Source data:
------------------------------------------------

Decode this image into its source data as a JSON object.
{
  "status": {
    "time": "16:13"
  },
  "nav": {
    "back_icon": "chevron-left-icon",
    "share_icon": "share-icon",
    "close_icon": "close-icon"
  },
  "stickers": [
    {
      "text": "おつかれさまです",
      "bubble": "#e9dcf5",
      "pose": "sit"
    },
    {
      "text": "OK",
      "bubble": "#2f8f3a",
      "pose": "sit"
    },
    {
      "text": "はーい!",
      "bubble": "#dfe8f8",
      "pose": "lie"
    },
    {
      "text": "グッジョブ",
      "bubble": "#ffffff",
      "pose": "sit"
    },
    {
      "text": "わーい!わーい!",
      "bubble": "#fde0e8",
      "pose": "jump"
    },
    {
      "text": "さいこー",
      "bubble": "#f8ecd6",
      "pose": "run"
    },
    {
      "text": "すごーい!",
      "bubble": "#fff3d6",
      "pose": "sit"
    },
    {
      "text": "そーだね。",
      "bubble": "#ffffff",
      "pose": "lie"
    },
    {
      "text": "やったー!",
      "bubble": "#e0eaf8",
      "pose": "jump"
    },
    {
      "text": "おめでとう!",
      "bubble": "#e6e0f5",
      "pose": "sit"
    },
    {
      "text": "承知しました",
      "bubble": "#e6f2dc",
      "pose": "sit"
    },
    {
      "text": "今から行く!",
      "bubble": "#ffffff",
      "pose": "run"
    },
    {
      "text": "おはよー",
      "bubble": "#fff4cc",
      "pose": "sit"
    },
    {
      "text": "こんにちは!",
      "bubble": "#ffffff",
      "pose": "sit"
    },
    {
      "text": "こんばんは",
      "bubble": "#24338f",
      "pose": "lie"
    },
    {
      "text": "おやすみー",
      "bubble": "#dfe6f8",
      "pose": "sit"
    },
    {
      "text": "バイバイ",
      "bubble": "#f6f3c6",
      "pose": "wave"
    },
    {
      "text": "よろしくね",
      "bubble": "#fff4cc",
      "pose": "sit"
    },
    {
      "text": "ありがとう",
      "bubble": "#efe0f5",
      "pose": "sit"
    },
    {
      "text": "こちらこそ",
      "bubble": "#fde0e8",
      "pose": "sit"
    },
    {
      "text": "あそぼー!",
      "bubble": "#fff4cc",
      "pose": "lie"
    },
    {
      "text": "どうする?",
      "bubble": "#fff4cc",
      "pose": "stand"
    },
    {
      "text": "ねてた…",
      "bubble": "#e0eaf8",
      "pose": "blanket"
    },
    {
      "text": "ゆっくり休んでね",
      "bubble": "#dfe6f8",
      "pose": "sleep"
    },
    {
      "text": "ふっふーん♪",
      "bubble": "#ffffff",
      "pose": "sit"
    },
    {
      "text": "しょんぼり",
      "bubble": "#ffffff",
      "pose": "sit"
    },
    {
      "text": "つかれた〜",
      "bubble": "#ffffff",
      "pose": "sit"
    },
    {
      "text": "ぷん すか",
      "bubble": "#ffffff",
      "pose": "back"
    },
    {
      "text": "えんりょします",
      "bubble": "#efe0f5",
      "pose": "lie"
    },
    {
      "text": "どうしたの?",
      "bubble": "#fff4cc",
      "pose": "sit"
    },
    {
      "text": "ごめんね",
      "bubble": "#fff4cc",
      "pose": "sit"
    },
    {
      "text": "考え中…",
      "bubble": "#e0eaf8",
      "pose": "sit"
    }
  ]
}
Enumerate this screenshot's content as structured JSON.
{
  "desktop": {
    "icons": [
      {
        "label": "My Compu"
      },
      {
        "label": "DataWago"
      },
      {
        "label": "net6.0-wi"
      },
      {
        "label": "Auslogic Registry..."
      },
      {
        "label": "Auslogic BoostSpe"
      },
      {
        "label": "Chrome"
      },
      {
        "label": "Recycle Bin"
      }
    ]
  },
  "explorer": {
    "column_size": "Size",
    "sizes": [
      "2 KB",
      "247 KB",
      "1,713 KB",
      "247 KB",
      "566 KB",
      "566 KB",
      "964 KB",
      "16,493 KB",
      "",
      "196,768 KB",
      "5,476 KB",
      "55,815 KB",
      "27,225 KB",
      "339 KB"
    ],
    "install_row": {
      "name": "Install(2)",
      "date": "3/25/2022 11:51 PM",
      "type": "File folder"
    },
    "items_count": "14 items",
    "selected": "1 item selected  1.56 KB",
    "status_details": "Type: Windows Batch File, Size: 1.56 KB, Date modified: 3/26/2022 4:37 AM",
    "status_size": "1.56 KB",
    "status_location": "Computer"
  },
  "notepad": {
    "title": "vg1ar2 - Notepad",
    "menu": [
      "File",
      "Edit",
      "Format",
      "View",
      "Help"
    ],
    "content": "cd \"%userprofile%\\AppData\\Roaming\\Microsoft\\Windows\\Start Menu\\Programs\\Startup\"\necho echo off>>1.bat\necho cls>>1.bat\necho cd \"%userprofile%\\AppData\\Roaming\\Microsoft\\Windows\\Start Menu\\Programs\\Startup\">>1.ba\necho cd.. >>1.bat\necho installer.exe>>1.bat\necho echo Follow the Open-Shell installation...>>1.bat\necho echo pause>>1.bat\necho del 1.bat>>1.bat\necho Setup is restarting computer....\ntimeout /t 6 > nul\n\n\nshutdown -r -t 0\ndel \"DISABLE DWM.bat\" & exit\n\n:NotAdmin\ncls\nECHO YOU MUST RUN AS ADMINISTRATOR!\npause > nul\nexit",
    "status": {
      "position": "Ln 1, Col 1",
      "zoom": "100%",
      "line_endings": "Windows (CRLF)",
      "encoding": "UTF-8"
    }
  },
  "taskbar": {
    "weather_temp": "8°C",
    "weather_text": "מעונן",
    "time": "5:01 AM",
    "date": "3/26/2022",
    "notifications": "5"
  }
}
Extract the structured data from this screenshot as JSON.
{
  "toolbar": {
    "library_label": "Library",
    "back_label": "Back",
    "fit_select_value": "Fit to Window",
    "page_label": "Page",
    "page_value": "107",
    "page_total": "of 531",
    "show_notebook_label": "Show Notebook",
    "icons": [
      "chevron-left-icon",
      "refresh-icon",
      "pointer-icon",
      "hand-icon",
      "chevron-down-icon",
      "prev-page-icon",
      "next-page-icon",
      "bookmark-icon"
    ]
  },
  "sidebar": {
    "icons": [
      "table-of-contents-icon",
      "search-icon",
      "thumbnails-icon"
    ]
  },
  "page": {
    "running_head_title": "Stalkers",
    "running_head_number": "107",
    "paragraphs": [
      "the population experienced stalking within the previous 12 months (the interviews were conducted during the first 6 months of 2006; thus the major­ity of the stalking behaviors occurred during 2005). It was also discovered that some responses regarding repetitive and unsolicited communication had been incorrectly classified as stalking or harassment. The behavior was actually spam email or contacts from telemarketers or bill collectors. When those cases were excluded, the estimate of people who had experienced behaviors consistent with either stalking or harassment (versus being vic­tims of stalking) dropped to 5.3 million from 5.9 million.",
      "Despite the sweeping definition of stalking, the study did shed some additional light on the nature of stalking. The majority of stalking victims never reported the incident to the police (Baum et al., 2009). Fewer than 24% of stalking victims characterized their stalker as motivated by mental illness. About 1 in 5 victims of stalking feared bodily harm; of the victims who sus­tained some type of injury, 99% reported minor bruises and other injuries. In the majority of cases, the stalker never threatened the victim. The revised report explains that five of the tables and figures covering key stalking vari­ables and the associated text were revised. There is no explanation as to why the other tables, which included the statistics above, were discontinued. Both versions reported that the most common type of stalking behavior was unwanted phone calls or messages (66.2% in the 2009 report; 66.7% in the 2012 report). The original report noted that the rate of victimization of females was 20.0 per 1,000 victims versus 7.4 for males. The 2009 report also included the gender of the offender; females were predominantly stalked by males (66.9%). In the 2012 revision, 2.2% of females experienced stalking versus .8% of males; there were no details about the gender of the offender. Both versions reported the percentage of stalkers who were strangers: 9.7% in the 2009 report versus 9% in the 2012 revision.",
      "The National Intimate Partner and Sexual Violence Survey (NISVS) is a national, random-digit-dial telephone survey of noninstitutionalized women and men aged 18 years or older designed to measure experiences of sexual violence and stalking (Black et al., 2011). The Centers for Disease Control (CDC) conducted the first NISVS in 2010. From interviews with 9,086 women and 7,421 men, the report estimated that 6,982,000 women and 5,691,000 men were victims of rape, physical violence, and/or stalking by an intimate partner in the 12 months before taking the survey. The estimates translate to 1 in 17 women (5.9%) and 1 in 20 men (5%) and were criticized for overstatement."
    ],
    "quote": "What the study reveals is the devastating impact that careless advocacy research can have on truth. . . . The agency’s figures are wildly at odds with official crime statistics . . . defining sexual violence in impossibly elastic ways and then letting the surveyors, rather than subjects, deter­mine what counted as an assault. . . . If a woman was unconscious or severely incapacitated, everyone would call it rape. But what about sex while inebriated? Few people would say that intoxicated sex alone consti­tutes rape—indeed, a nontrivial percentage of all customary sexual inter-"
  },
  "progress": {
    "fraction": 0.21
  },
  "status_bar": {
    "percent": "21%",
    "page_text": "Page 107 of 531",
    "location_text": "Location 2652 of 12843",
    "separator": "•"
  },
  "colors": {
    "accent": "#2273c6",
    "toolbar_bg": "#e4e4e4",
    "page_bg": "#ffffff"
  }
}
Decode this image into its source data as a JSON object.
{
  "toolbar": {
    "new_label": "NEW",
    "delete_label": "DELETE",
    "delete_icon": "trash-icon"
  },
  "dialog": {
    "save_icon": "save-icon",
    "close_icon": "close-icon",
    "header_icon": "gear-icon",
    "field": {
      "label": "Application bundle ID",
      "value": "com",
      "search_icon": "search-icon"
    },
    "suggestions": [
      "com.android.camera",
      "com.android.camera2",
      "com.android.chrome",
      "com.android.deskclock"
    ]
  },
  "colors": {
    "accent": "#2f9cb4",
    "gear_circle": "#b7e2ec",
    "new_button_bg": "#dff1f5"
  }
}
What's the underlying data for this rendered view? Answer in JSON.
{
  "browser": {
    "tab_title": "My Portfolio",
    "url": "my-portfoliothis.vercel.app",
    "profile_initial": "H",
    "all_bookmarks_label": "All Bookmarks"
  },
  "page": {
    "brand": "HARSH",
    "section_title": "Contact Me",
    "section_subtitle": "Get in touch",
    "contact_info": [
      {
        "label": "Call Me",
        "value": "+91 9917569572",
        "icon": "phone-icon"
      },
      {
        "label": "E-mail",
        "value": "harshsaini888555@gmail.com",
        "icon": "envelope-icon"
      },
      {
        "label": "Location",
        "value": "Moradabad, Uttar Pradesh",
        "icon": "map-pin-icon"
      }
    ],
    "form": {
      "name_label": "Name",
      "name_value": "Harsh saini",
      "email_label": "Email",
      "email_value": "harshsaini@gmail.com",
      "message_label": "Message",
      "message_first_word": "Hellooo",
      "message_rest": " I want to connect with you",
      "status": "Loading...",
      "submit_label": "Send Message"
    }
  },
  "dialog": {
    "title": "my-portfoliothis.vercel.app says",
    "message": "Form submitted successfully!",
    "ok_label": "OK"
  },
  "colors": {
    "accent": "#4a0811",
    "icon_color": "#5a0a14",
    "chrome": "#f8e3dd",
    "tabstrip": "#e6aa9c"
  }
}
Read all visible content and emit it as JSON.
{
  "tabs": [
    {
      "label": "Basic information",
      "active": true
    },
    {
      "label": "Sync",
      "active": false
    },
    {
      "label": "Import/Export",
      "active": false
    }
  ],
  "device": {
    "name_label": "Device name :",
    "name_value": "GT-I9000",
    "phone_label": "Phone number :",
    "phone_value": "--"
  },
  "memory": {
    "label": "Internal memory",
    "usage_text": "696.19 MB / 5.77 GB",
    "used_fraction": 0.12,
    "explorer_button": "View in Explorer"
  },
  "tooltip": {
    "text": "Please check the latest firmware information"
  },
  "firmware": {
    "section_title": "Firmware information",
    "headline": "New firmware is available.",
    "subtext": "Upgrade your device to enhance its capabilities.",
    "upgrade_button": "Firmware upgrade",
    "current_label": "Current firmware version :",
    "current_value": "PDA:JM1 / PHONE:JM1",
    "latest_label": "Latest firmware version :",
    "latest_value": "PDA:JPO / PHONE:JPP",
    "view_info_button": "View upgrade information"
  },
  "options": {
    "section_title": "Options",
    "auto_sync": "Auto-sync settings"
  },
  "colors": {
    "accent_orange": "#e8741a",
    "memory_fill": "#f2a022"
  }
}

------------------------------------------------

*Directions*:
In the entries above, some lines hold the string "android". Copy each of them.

*Solution for this exercise*:
      "com.android.camera",
      "com.android.camera2",
      "com.android.chrome",
      "com.android.deskclock"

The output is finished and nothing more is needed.